Well, I don't think the Eagles as a team were ever on a high. All you really ever heard from the players, Vince Young aside, was really how little time they had to work and get themselves familiar with the system. And at training camp, that clearly was the focus. As for us fans, yeah I think we're done with that. Signing lots of a free agents is fun, but we all know that's not when games are won. You're talking to a fanbase that gets to see the Redskins fall flat every year after "winning" free agency. So we're pretty practical about those things.
Aside from Nnamdi, what signing will make the biggest impact? Which will be the most valuable pick up?
I was surprised at the amount of pressure generated by Cullen Jenkins in the preseason. The Eagles have always had pretty good run stoppers at DT, but really have never been able to generate a consistent pass rush from that spot. So his presence in there, albeit in limited time, was really trans-formative for the defense.
If he wasn't getting the sack or hit himself, he was collapsing the pocket for someone else to get it. The Eagles led the NFL in sacks during the preseason and he was a big part of that. So, not only was a he a tremendous value pickup, he could really have the most dramatic impact.
Well, first, Michael Vick missed three games to injury last year. He sat out the final game of the season, as did all the all the Eagles starters, because it was meaningless. Actually, I've found that this is a widely held belief that Vick is somehow "injury prone" and it simply isn't true. You'll hear people say he's "only played one full season" but not mention that only once since becoming the starter in Atlanta did he not play at least 15 games. So really, he's been remarkably durable in his career.
As for Vince Young, he's supposed to be back practicing this week. So I don't think there's really any concern there.
What is the weakest unit on the team? Is it the LB corps? How worried are you about that unit?
That's hard to say. There's been a lot of change on the right side of the offensive line, so without really seeing that unit in action that's a concern. Danny Watkins was a first round pick and everyone seems to really like him, but anytime you have a rookie there it's a cause for concern. Todd Herremans has been moved from guard to right tackle and while he's always been built to be a tackle more than a guard, but that move happened after the last preseason game so we haven't even seen him there. He's played LT before so it's not entirely new for him, but obviously we would like to see him there and playing well before really feeling comfortable about that side.
As for the LBs, the only real concern is in the middle with rookie Casey Matthews. Jamar Chaney played at a very high level last year and he's been moved from the middle to the WILL spot.
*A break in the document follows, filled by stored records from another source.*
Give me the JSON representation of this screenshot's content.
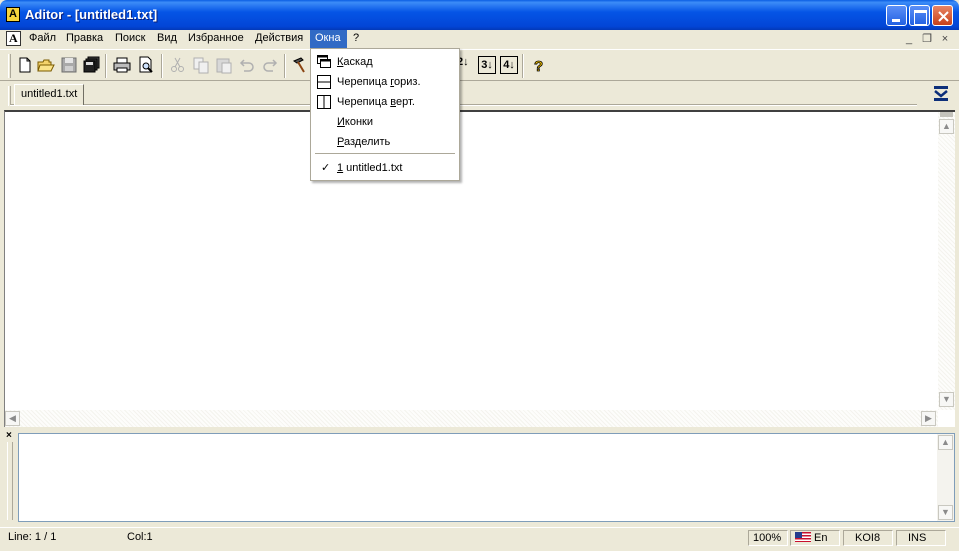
{
  "window": {
    "app_icon_glyph": "A",
    "title": "Aditor - [untitled1.txt]"
  },
  "menubar": {
    "items": [
      {
        "label": "Файл",
        "icon": "menu"
      },
      {
        "label": "Правка"
      },
      {
        "label": "Поиск"
      },
      {
        "label": "Вид"
      },
      {
        "label": "Избранное"
      },
      {
        "label": "Действия"
      },
      {
        "label": "Окна",
        "active": true
      },
      {
        "label": "?"
      }
    ],
    "mdi_minimize": "_",
    "mdi_restore": "❐",
    "mdi_close": "×"
  },
  "toolbar": {
    "tools": [
      {
        "icon": "new-file-icon"
      },
      {
        "icon": "open-folder-icon"
      },
      {
        "icon": "save-icon"
      },
      {
        "icon": "save-all-icon"
      },
      {
        "icon": "print-icon"
      },
      {
        "icon": "print-preview-icon"
      },
      {
        "icon": "cut-icon"
      },
      {
        "icon": "copy-icon"
      },
      {
        "icon": "paste-icon"
      },
      {
        "icon": "undo-icon"
      },
      {
        "icon": "redo-icon"
      },
      {
        "icon": "tools-icon"
      },
      {
        "icon": "bookmark-2-icon",
        "label": "2↓"
      },
      {
        "icon": "bookmark-3-icon",
        "label": "3↓"
      },
      {
        "icon": "bookmark-4-icon",
        "label": "4↓"
      },
      {
        "icon": "help-icon"
      }
    ]
  },
  "tabs": [
    {
      "label": "untitled1.txt"
    }
  ],
  "windows_menu": {
    "items": [
      {
        "label_pre": "",
        "label_u": "К",
        "label_post": "аскад",
        "icon": "cascade-icon"
      },
      {
        "label_pre": "Черепица ",
        "label_u": "г",
        "label_post": "ориз.",
        "icon": "tile-horizontal-icon"
      },
      {
        "label_pre": "Черепица ",
        "label_u": "в",
        "label_post": "ерт.",
        "icon": "tile-vertical-icon"
      },
      {
        "label_pre": "",
        "label_u": "И",
        "label_post": "конки",
        "icon": ""
      },
      {
        "label_pre": "",
        "label_u": "Р",
        "label_post": "азделить",
        "icon": ""
      }
    ],
    "open_window": {
      "check": "✓",
      "number": "1",
      "name": " untitled1.txt"
    }
  },
  "output_panel": {
    "close": "×"
  },
  "statusbar": {
    "line": "Line: 1 / 1",
    "col": "Col:1",
    "zoom": "100%",
    "lang": "En",
    "encoding": "KOI8",
    "mode": "INS"
  }
}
He really had a standout preseason and we've got a lot of high hopes for him. Moises Fokou has been a solid SAM for the past couple years. He won't be challenging for any pro bowls, but he does his job out there. Matthews is really the key to it all. If he plays well, the LB corps could be quite good. If he struggles, it could mean that they have to move Chaney back to the middle and find another solution at WILL. It's been interesting to follow Matthews in the preseason because we saw him really struggle against the Steelers.
However, in that game the Eagles were without their two likely starters at DT, Mike Patterson and Antonio Dixon, both of whom are really good run stoppers. So Matthews was dealing with guards and tackles blocking him on every play and was having trouble. The following week, the Eagles got those guys back and suddenly Matthews was freed up to make plays and look notably better. Plus, he's looked quite good in coverage all along. So the key for success for him and all the LBs really will be for the DTs to eat up blocks and keep them free to make plays. Of course, that's pretty much the key for all LBs isn't it?
Is anything less than a Super Bowl appearance acceptable this year? It seems as if the expectations for this year's Eagles are as high as they could be. Can any result that doesn't involve a trip to Indy be considered "successful"?
I feel like I've been asked this question prior to week one for the past decade. Are the expectations high this year? For sure, but when have they not been for this franchise in the Andy Reid era? There have certainly been plenty of years where the Eagles weren't branded as favorites to win it all, but they've generally at least been one of the teams in the conversation almost every year for the past decade.
So, there's no doubt that expectations are high and for sure we'd be disappointed with an early exit, but honestly I don't know that I feel a whole lot different than I have in years passed. In fact, even given all the hype the Eagles have gotten this year, I don't think the level of expectations and the pressure that comes with them is even higher than it was in 2003 or 2004.
Now you've got the intel. Holler.